Director Zhang Wei has a rather unusual profile in the Chinese film industry, as he hails from the business world and only studied directing after achieving economic independence. He has previously stated that purpose of his work as a filmmaker is to put his finger on the scourge of the problems facing contemporary Chinese society. His films are all based on news stories: Beijing Dream
(2010) portrays African migrants in China, Factory Boss
(2014) shows the power of multinationals while Destiny
(FEFF 2016) depicts the discrimination suffered by disabled people. His new film The Rib
also deals with two topics that are still taboo in China: the change of sexual identity and religious faith. The film – based on the case of a young transgender who grew up in Zhejiang within a Christian community – had to get past not only the film censors but also religious censorship, having to cut around forty minutes before approval.
At the heart of the film is the relationship between Huanyu, thirty two years spent in the wrong body, and his father Jianguo, a widower, a devout member of a Christian community.
Jianguo is not mentally equipped to handle the situation when the hospital assigned to do Huanyu’s sex change operation – permitted by law – requires the permission of family members, despite the patient being an adult. Faced with Huanyu’s unexpected revelation, Jianguo is completely lost, he lacks the ability to even differentiate between transgender, homosexual, sick or sinful. The church to which they both belong is just as incapable of accepting diversity – the pastor of the community sees no contradiction in preaching respect between individuals during religious service and at the same time physically chasing Huanyu out of the chapel. The only people who accept and see Huanyu for the woman he is are other transsexuals – not even the old schoolmate he shares an apartment with, while wanting to defend Huanyu from prejudice and gossip, can treat him like a woman. The small community of transsexuals which Huanyu now sees as family has to face constant hostility and humiliation, even in professional environments. The religious community’s inflexibility – as well as society’s – and cultural prejudices lead to tragedy, which, from a narrative perspective works as a Deus ex-machina

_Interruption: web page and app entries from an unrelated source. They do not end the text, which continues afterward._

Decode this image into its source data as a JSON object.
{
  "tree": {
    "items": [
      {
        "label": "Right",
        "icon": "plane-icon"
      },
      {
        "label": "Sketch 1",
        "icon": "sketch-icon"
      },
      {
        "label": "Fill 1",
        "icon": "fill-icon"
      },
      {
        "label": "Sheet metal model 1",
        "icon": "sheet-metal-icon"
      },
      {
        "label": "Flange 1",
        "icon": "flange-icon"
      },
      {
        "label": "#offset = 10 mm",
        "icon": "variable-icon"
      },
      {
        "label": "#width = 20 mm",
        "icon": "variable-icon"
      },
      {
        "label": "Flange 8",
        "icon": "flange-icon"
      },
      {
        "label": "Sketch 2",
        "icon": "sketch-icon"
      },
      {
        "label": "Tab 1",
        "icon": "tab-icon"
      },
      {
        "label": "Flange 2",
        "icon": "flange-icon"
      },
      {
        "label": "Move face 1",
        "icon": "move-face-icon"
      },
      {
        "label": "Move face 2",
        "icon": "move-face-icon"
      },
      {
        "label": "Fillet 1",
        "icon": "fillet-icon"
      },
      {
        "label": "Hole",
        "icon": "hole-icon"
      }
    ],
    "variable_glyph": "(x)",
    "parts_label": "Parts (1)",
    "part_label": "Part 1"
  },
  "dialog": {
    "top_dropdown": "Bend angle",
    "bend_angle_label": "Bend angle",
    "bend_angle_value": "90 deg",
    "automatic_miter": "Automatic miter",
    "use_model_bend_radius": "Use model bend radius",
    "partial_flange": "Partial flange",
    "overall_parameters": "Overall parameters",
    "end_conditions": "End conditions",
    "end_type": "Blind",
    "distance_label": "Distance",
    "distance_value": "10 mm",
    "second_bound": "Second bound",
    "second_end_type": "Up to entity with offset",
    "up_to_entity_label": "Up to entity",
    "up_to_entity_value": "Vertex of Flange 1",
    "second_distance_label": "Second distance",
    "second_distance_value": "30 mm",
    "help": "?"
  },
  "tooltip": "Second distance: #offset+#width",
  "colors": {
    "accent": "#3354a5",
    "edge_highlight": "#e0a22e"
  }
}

to the plot, because it forces Jianguo look within his soul to find the strength to accept his son and help him. If on the one hand, the physical change that Huanyu craves for his body is enormous, perhaps even greater is the mental change his father undergoes.
Various writers contributed to the screenplay for the film – including an American transgender one – and hits the right balance between sensitivity to the issue and the unfamiliarity of the topic among the Chinese viewing public. The title of the film is an obvious biblical reference, and the script aims not only to tell a painful story, but also to educate the audience on a little-known subject. On a stylistic level, the difficulty of Huanyu’s life is represented by the use of monochrome photography, with the only exception in a crucial scene in which the red dress worn by Huanyu symbolises his desire to live his life to the full. The Rib
is a film that may seem hackneyed to Western audiences, but it is an act of courage – a necessary one – in a culture like China.